With the Alzheimer's Association estimating that 5.4 million Americans are living with the disease and that the death rate of it has risen 66 percent since 2000, the race for finding a cure or better treatment is on. According to research out of Baylor University, it may not be too far away. In fact, it could be as easy as taking a pill.
The Vancouver Sun reports that Mauro Costa-Mattioli, a neuroscientist and research lead for the project, recently found that a molecule in the brain of mice that was known to signal viral infections by causing a stress response, causes a similar response in patients with Alzheimer's. Suppressing this molecule, researchers found, improved memory in the mice:
PKR is an immune molecule previously known to act as a signal to the brain of viral infections, Costa-Mattioli said.
"We recognize that PKR plays a dual role, one in regulating simple everyday processes like the way neurons talk to each other (for) memory, but also has a stress response," said John Bell, a senior scientist at the Ottawa Hospital Research Institute who also contributed to the study.
A virus is one form of stress that triggers PKR, but Alzheimer's patients' brains also experience PKR-releasing stress, said Bell, whose cancer research led him to create PKR-deficient mice which he shared with Costa-Mattioli's lab.
Finding that gamma interferon could suppress the PKR molecule and result in increased communication between neurons led the researchers to create a drug to inhibit the molecule.
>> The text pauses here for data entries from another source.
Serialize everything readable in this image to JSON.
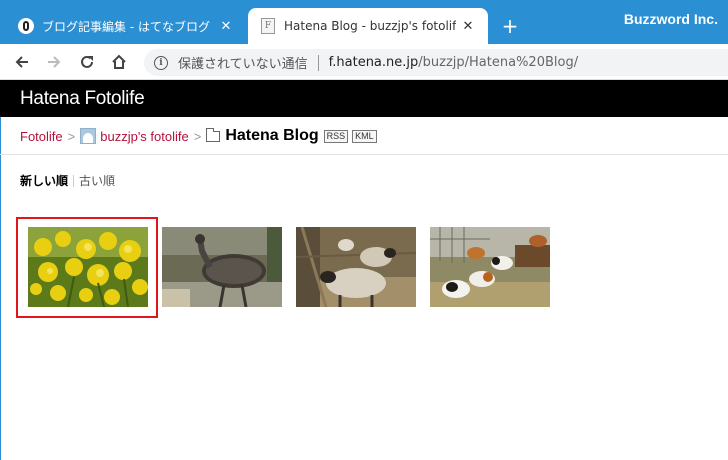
{
  "browser": {
    "tabs": [
      {
        "title": "ブログ記事編集 - はてなブログ",
        "active": false
      },
      {
        "title": "Hatena Blog - buzzjp's fotolife",
        "active": true
      }
    ],
    "close_glyph": "✕",
    "new_tab_glyph": "+",
    "watermark": "Buzzword Inc.",
    "address": {
      "security_text": "保護されていない通信",
      "url_host": "f.hatena.ne.jp",
      "url_path": "/buzzjp/Hatena%20Blog/"
    }
  },
  "site": {
    "logo": "Hatena Fotolife",
    "breadcrumb": {
      "root": "Fotolife",
      "separator": ">",
      "user": "buzzjp's fotolife",
      "current": "Hatena Blog",
      "badges": [
        "RSS",
        "KML"
      ]
    },
    "sort": {
      "newest": "新しい順",
      "oldest": "古い順"
    },
    "photos": [
      {
        "subject": "rapeseed-flowers",
        "selected": true
      },
      {
        "subject": "emu",
        "selected": false
      },
      {
        "subject": "sheep",
        "selected": false
      },
      {
        "subject": "guinea-pigs",
        "selected": false
      }
    ]
  },
  "colors": {
    "tabstrip": "#2a8fd3",
    "link": "#b5123b",
    "highlight": "#e0161c",
    "header": "#000000"
  }
}
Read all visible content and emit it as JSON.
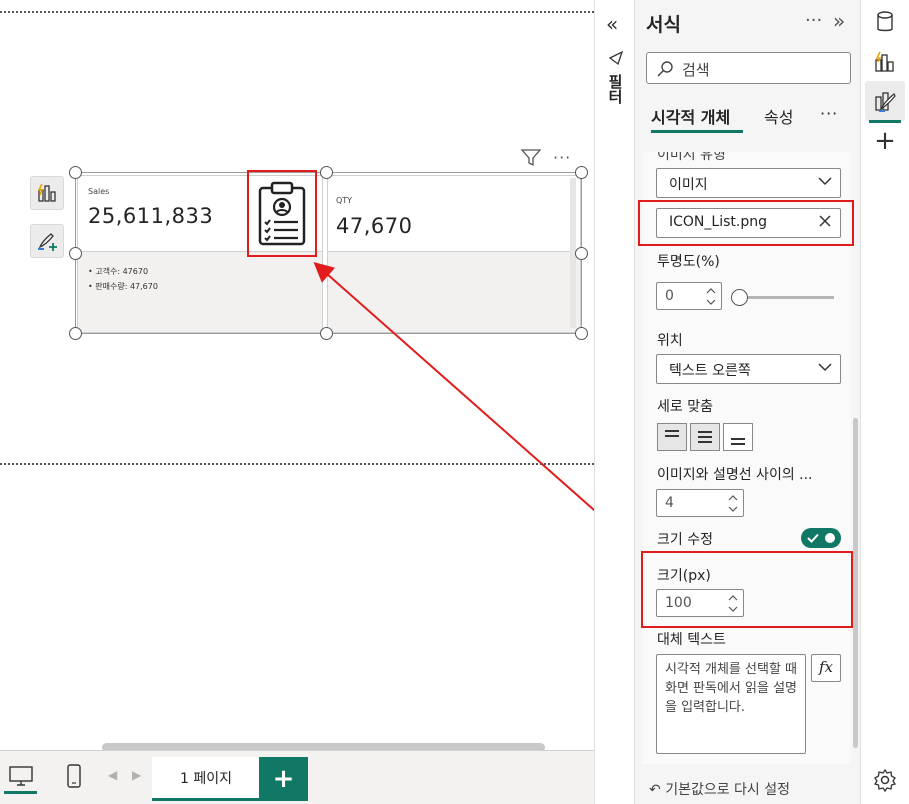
{
  "format_pane": {
    "title": "서식",
    "more": "···",
    "search_placeholder": "검색",
    "tabs": [
      "시각적 개체",
      "속성"
    ],
    "tabs_more": "···",
    "cropped_section_label": "이미지 유형",
    "image_type_value": "이미지",
    "image_file_value": "ICON_List.png",
    "transparency_label": "투명도(%)",
    "transparency_value": "0",
    "position_label": "위치",
    "position_value": "텍스트 오른쪽",
    "vertical_align_label": "세로 맞춤",
    "spacing_label": "이미지와 설명선 사이의 ...",
    "spacing_value": "4",
    "resize_label": "크기 수정",
    "size_label": "크기(px)",
    "size_value": "100",
    "alt_text_label": "대체 텍스트",
    "alt_text_placeholder": "시각적 개체를 선택할 때 화면 판독에서 읽을 설명을 입력합니다.",
    "fx_label": "fx",
    "reset_label": "기본값으로 다시 설정"
  },
  "filters_label": "필터",
  "cards": [
    {
      "label": "Sales",
      "value": "25,611,833",
      "details": [
        "• 고객수: 47670",
        "• 판매수량: 47,670"
      ]
    },
    {
      "label": "QTY",
      "value": "47,670"
    }
  ],
  "page_tab": "1 페이지",
  "add_page": "+",
  "colors": {
    "accent": "#117865",
    "highlight": "#e21b1b"
  }
}
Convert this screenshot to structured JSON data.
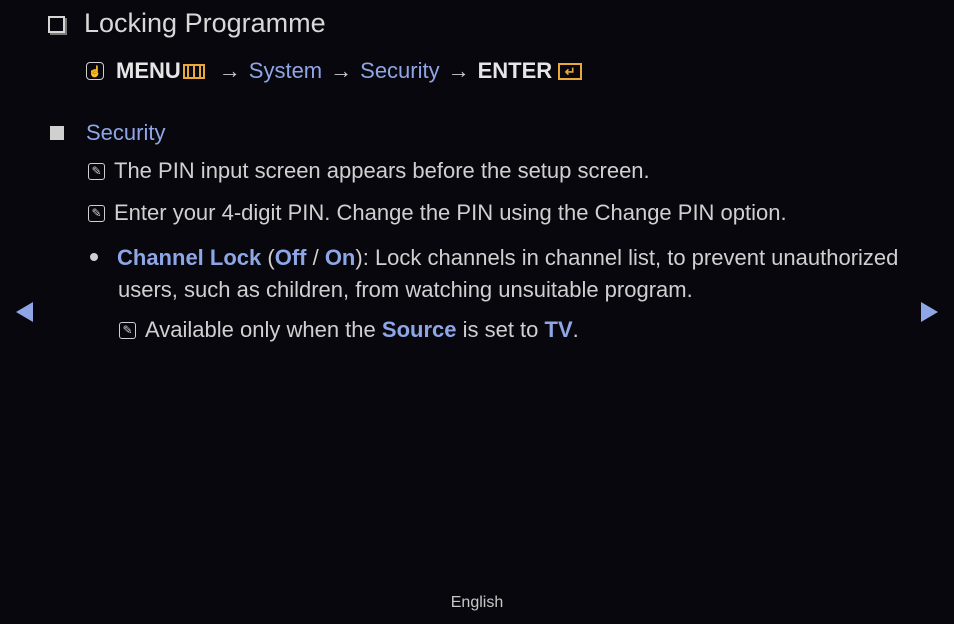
{
  "title": "Locking Programme",
  "path": {
    "menu_label": "MENU",
    "arrow": "→",
    "steps": [
      "System",
      "Security"
    ],
    "enter_label": "ENTER",
    "enter_glyph": "↵",
    "hand_glyph": "☝"
  },
  "section": {
    "heading": "Security",
    "note_glyph": "✎",
    "notes": [
      "The PIN input screen appears before the setup screen.",
      "Enter your 4-digit PIN. Change the PIN using the Change PIN option."
    ],
    "bullet": {
      "label": "Channel Lock",
      "open_paren": " (",
      "option1": "Off",
      "sep": " / ",
      "option2": "On",
      "close": "): ",
      "text": "Lock channels in channel list, to prevent unauthorized users, such as children, from watching unsuitable program."
    },
    "subnote": {
      "prefix": "Available only when the ",
      "source": "Source",
      "middle": " is set to ",
      "tv": "TV",
      "end": "."
    }
  },
  "nav": {
    "prev_icon": "triangle-left",
    "next_icon": "triangle-right"
  },
  "footer": {
    "language": "English"
  }
}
Kresimir Krnjevic, a professor emeritus in neurophysiology at McGil University and contributor to the study, told the Sun that this was the first time improved memory had been seen from the association between PKR and gamma interferon. According to the Sun, the team injected this inhibitor into mice stomachs with success, shedding positive light the potential for an ingestable drug.
The researchers say that a pill version for clinical trials of the suppressor is at least a few years away, depending on funding and lab research. Costa-Mattioli told the Sun that since even healthy people could take the pill and develop a "superhuman memory", although that's not the research's aim
In 2011, Alzheimer's was named the sixth leading cause of death in the United States -- the only one among the top 10 that is not preventable -- according to the Alzheimer's Association.
[H/T Yahoo News]